However currently, Exxon and Apple are like two jockeys locked in a dead heat. Apple stock jumped 5.9 percent on Tuesday, giving it a market cap of $347 billion, just a half step behind Exxon's $348 billion cap.
But analysts are predicting that with their current momentum, Apple will get a nose out in front again and likely break away to lead the pack on a more long term basis.
Wednesday, August 3, 2011
The big one is here.
No, I'm not talking about earthquakes Californians; so don't go running to check on your disaster preparedness kits. I'm talking about cyber attacks, or more specifically, a cyber attack. A really big cyber attack that apparently went on for nearly five years and very probably originated in China.
Computer security firm McAfee issued a report today revealing that a massive, global cyber attack had succeeded in targeting more than 70 different governmental and private organizations. Apparently the attacks had been going on since 2006 without anyone's knowledge. The attacks are believed to have been launched by a nation state and although no names were named, the finger seems pointed in the general direction of China.
According to McAfee these attacks were directed at a wide variety of international organizations including the International Olympics Committee, the United Nations and several U.S. companies including the Associated Press.
McAfee's report also indicates that these attacks differ fundamentally from the recent wave of attacks perpetrated by self-proclaimed "hacktivist" groups like LulzSec and Anonymous. While those groups perpetrate high profile hacks meant to grab headlines, the attacks this report is centered on were carried out discretely for years and were designed to avoid being detected. Unlike Anonymous and LulzSec, these hackers weren't after publicity. They were after information, lots of it. And although the McAfee report doesn't delve too deeply into specifics, it would seem they were quite successful.
The report indicates the hackers were able to gain access to national secrets, source codes, negotiation plans and exploration reports for new oil and gas fields.
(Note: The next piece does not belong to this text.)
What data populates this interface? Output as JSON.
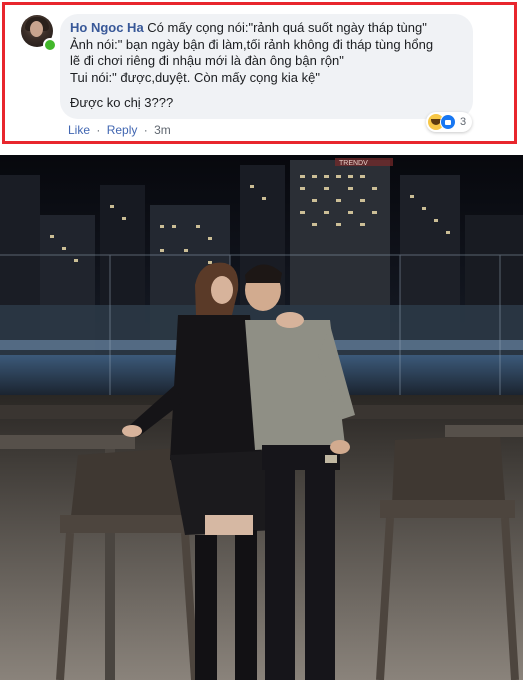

Of course what's a cyber attack without a cool nickname? This latest attack is no exception with McAfee having dubbed it, "Operation Shady RAT." RAT stands for remote access tool, which is a means hackers use of accessing computer networks remotely.
Tuesday, August 2, 2011
Step aside James Bond. Take a seat Jason Bourne. Yes, it's true that the government is stepping up their efforts to recruit elite agents with specialized skill-sets. However the NSA's current recruitment drive isn't intended to attract deadly killers capable of taking care of business in the field. No, currently the NSA is looking for computer hackers to add to its "collection of geeks."
Representatives from the National Security Agency, which is the cryptographic arm of the U.S. intelligence services, are apparently attending the Las Vegas hacker convention, DefCon, en masse in an effort to recruit the best and the brightest in hacker talent. Cybercrime and hacking in particular, have been on the rise in the past year. High profile hackings are now regularly reported on by major news outlets like CNN and hacker groups like Anonymous have practically become household names.
Certainly the U.S. government has taken notice. The NSA apparently plan to hire some 1,500 cyber warriors in the coming year. Apparently the NSA is of the opinion that it takes hackers to catch hackers. Jeff Moss, who in addition to being a founder of the DefCon conference also advises the Department of Homeland Security on cyber crime, is in agreement.
"They need people with the hacker skill set, the hacker mind set," Moss told Atlantic Wire. "It's not like you go to hacker university and get blessed with a badge that says your a hacker. It's a self-appointed label."
It's foreseeable that the super spies of tomorrow may forego carrying Walther PPKs and sipping martinis in favor of packing pocket protectors and downing extra large slurpees.